TASK INPUT >>
Segment Open

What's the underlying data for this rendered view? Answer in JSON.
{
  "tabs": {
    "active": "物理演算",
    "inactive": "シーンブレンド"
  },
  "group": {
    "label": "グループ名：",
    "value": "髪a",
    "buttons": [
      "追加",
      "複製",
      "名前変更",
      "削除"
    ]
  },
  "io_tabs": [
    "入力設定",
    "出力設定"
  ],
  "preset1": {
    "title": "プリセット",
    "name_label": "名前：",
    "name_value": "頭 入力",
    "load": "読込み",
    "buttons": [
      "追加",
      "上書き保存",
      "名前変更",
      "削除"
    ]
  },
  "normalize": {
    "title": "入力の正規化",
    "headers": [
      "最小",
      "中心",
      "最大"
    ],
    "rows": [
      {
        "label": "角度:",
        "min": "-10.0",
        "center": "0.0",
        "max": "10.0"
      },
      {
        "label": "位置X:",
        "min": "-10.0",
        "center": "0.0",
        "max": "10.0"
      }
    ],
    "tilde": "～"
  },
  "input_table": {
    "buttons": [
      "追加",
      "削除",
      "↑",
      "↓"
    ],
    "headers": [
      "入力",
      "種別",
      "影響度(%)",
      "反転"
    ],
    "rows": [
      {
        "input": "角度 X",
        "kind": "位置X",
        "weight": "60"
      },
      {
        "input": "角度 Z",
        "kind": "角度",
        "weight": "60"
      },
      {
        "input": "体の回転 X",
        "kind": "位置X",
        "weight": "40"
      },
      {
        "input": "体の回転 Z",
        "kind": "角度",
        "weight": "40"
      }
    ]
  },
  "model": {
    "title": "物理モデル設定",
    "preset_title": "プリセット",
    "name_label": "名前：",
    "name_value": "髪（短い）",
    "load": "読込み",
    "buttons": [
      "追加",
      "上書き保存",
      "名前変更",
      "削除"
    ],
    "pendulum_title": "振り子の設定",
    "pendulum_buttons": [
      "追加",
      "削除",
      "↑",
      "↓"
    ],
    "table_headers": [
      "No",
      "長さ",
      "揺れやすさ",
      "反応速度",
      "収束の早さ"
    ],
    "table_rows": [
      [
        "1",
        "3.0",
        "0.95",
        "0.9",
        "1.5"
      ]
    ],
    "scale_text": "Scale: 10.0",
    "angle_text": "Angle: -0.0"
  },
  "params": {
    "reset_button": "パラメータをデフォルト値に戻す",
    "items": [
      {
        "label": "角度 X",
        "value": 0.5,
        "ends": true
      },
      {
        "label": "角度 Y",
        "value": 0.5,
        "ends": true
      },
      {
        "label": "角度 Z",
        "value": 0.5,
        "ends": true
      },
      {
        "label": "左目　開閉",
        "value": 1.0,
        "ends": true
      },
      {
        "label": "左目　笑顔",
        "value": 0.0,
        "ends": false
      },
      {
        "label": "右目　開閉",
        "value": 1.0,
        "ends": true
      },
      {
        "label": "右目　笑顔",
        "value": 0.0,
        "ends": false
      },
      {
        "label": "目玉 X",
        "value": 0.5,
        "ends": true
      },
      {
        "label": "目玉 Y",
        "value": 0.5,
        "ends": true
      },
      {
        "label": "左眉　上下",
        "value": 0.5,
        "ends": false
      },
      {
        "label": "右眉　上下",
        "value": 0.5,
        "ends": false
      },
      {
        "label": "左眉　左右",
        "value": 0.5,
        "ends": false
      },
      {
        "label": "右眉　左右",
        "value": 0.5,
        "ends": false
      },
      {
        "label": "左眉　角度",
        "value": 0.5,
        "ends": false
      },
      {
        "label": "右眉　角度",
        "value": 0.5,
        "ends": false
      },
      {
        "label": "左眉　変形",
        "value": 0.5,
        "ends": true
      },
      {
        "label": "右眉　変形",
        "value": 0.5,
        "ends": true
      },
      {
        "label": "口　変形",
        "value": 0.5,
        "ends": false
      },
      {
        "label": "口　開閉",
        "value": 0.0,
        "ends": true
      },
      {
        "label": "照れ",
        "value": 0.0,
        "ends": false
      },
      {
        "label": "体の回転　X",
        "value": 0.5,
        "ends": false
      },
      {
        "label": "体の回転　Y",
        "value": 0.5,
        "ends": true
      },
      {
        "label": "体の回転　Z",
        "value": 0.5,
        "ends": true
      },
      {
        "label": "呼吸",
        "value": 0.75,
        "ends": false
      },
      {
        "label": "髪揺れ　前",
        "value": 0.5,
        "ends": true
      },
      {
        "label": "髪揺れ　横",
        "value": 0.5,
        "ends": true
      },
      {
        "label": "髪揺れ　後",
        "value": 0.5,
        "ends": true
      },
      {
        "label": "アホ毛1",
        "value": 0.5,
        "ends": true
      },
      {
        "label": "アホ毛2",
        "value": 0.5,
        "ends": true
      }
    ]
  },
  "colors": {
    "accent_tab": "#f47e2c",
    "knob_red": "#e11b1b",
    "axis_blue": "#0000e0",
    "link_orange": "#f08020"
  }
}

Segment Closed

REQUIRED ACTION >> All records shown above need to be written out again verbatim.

ANSWER SECTION >>
What's the underlying data for this rendered view? Answer in JSON.
{
  "tabs": {
    "active": "物理演算",
    "inactive": "シーンブレンド"
  },
  "group": {
    "label": "グループ名：",
    "value": "髪a",
    "buttons": [
      "追加",
      "複製",
      "名前変更",
      "削除"
    ]
  },
  "io_tabs": [
    "入力設定",
    "出力設定"
  ],
  "preset1": {
    "title": "プリセット",
    "name_label": "名前：",
    "name_value": "頭 入力",
    "load": "読込み",
    "buttons": [
      "追加",
      "上書き保存",
      "名前変更",
      "削除"
    ]
  },
  "normalize": {
    "title": "入力の正規化",
    "headers": [
      "最小",
      "中心",
      "最大"
    ],
    "rows": [
      {
        "label": "角度:",
        "min": "-10.0",
        "center": "0.0",
        "max": "10.0"
      },
      {
        "label": "位置X:",
        "min": "-10.0",
        "center": "0.0",
        "max": "10.0"
      }
    ],
    "tilde": "～"
  },
  "input_table": {
    "buttons": [
      "追加",
      "削除",
      "↑",
      "↓"
    ],
    "headers": [
      "入力",
      "種別",
      "影響度(%)",
      "反転"
    ],
    "rows": [
      {
        "input": "角度 X",
        "kind": "位置X",
        "weight": "60"
      },
      {
        "input": "角度 Z",
        "kind": "角度",
        "weight": "60"
      },
      {
        "input": "体の回転 X",
        "kind": "位置X",
        "weight": "40"
      },
      {
        "input": "体の回転 Z",
        "kind": "角度",
        "weight": "40"
      }
    ]
  },
  "model": {
    "title": "物理モデル設定",
    "preset_title": "プリセット",
    "name_label": "名前：",
    "name_value": "髪（短い）",
    "load": "読込み",
    "buttons": [
      "追加",
      "上書き保存",
      "名前変更",
      "削除"
    ],
    "pendulum_title": "振り子の設定",
    "pendulum_buttons": [
      "追加",
      "削除",
      "↑",
      "↓"
    ],
    "table_headers": [
      "No",
      "長さ",
      "揺れやすさ",
      "反応速度",
      "収束の早さ"
    ],
    "table_rows": [
      [
        "1",
        "3.0",
        "0.95",
        "0.9",
        "1.5"
      ]
    ],
    "scale_text": "Scale: 10.0",
    "angle_text": "Angle: -0.0"
  },
  "params": {
    "reset_button": "パラメータをデフォルト値に戻す",
    "items": [
      {
        "label": "角度 X",
        "value": 0.5,
        "ends": true
      },
      {
        "label": "角度 Y",
        "value": 0.5,
        "ends": true
      },
      {
        "label": "角度 Z",
        "value": 0.5,
        "ends": true
      },
      {
        "label": "左目　開閉",
        "value": 1.0,
        "ends": true
      },
      {
        "label": "左目　笑顔",
        "value": 0.0,
        "ends": false
      },
      {
        "label": "右目　開閉",
        "value": 1.0,
        "ends": true
      },
      {
        "label": "右目　笑顔",
        "value": 0.0,
        "ends": false
      },
      {
        "label": "目玉 X",
        "value": 0.5,
        "ends": true
      },
      {
        "label": "目玉 Y",
        "value": 0.5,
        "ends": true
      },
      {
        "label": "左眉　上下",
        "value": 0.5,
        "ends": false
      },
      {
        "label": "右眉　上下",
        "value": 0.5,
        "ends": false
      },
      {
        "label": "左眉　左右",
        "value": 0.5,
        "ends": false
      },
      {
        "label": "右眉　左右",
        "value": 0.5,
        "ends": false
      },
      {
        "label": "左眉　角度",
        "value": 0.5,
        "ends": false
      },
      {
        "label": "右眉　角度",
        "value": 0.5,
        "ends": false
      },
      {
        "label": "左眉　変形",
        "value": 0.5,
        "ends": true
      },
      {
        "label": "右眉　変形",
        "value": 0.5,
        "ends": true
      },
      {
        "label": "口　変形",
        "value": 0.5,
        "ends": false
      },
      {
        "label": "口　開閉",
        "value": 0.0,
        "ends": true
      },
      {
        "label": "照れ",
        "value": 0.0,
        "ends": false
      },
      {
        "label": "体の回転　X",
        "value": 0.5,
        "ends": false
      },
      {
        "label": "体の回転　Y",
        "value": 0.5,
        "ends": true
      },
      {
        "label": "体の回転　Z",
        "value": 0.5,
        "ends": true
      },
      {
        "label": "呼吸",
        "value": 0.75,
        "ends": false
      },
      {
        "label": "髪揺れ　前",
        "value": 0.5,
        "ends": true
      },
      {
        "label": "髪揺れ　横",
        "value": 0.5,
        "ends": true
      },
      {
        "label": "髪揺れ　後",
        "value": 0.5,
        "ends": true
      },
      {
        "label": "アホ毛1",
        "value": 0.5,
        "ends": true
      },
      {
        "label": "アホ毛2",
        "value": 0.5,
        "ends": true
      }
    ]
  },
  "colors": {
    "accent_tab": "#f47e2c",
    "knob_red": "#e11b1b",
    "axis_blue": "#0000e0",
    "link_orange": "#f08020"
  }
}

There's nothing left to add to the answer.